Directions => Print the listing exactly as it stands, and skip any pictures in it.
● ● ● ●
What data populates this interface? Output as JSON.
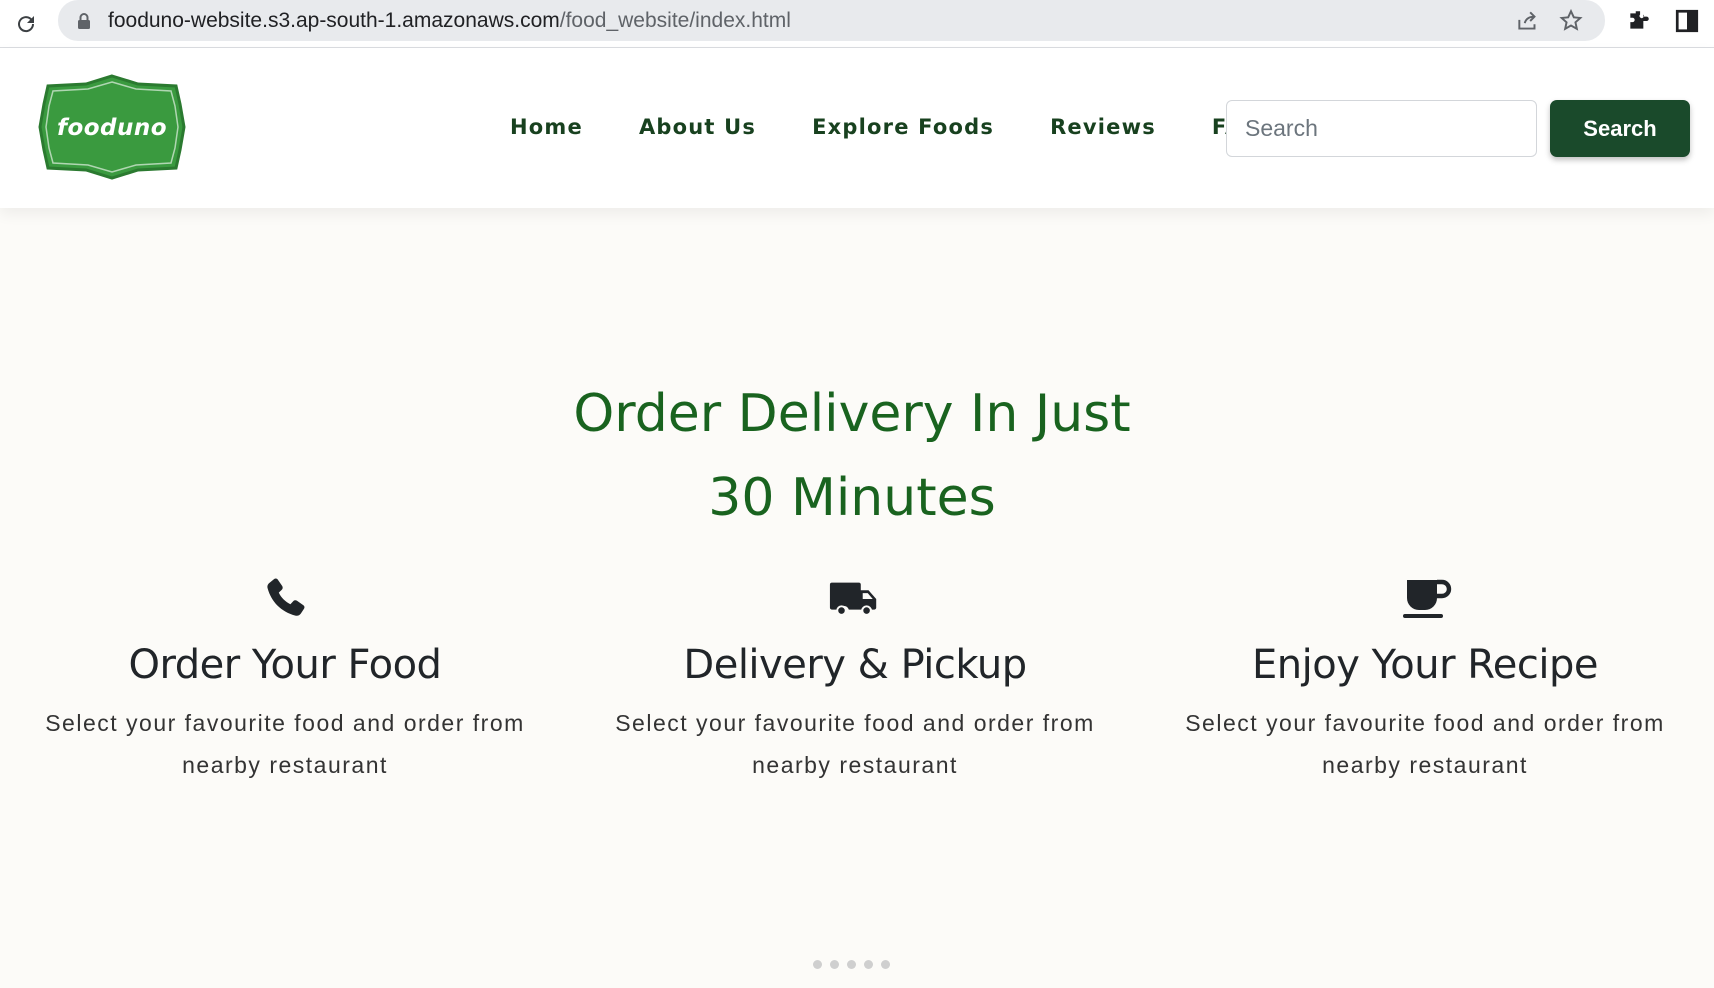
{
  "browser": {
    "url_host": "fooduno-website.s3.ap-south-1.amazonaws.com",
    "url_path": "/food_website/index.html",
    "icons": [
      "reload-icon",
      "lock-icon",
      "share-icon",
      "star-icon",
      "extensions-icon",
      "sidepanel-icon"
    ]
  },
  "header": {
    "logo_text": "fooduno",
    "nav": [
      "Home",
      "About Us",
      "Explore Foods",
      "Reviews",
      "FAQ"
    ],
    "search_placeholder": "Search",
    "search_button": "Search"
  },
  "hero": {
    "title_line1": "Order Delivery In Just",
    "title_line2": "30 Minutes"
  },
  "features": [
    {
      "icon": "phone-icon",
      "title": "Order Your Food",
      "text": "Select your favourite food and order from nearby restaurant"
    },
    {
      "icon": "truck-icon",
      "title": "Delivery & Pickup",
      "text": "Select your favourite food and order from nearby restaurant"
    },
    {
      "icon": "coffee-icon",
      "title": "Enjoy Your Recipe",
      "text": "Select your favourite food and order from nearby restaurant"
    }
  ],
  "carousel": {
    "dot_count": 5
  },
  "colors": {
    "brand_green": "#19631f",
    "nav_green": "#18411f",
    "button_green": "#1a4a2b",
    "logo_green": "#3a9a3f"
  }
}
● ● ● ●
Solution to this task =>
What data populates this interface? Output as JSON.
{
  "browser": {
    "url_host": "fooduno-website.s3.ap-south-1.amazonaws.com",
    "url_path": "/food_website/index.html",
    "icons": [
      "reload-icon",
      "lock-icon",
      "share-icon",
      "star-icon",
      "extensions-icon",
      "sidepanel-icon"
    ]
  },
  "header": {
    "logo_text": "fooduno",
    "nav": [
      "Home",
      "About Us",
      "Explore Foods",
      "Reviews",
      "FAQ"
    ],
    "search_placeholder": "Search",
    "search_button": "Search"
  },
  "hero": {
    "title_line1": "Order Delivery In Just",
    "title_line2": "30 Minutes"
  },
  "features": [
    {
      "icon": "phone-icon",
      "title": "Order Your Food",
      "text": "Select your favourite food and order from nearby restaurant"
    },
    {
      "icon": "truck-icon",
      "title": "Delivery & Pickup",
      "text": "Select your favourite food and order from nearby restaurant"
    },
    {
      "icon": "coffee-icon",
      "title": "Enjoy Your Recipe",
      "text": "Select your favourite food and order from nearby restaurant"
    }
  ],
  "carousel": {
    "dot_count": 5
  },
  "colors": {
    "brand_green": "#19631f",
    "nav_green": "#18411f",
    "button_green": "#1a4a2b",
    "logo_green": "#3a9a3f"
  }
}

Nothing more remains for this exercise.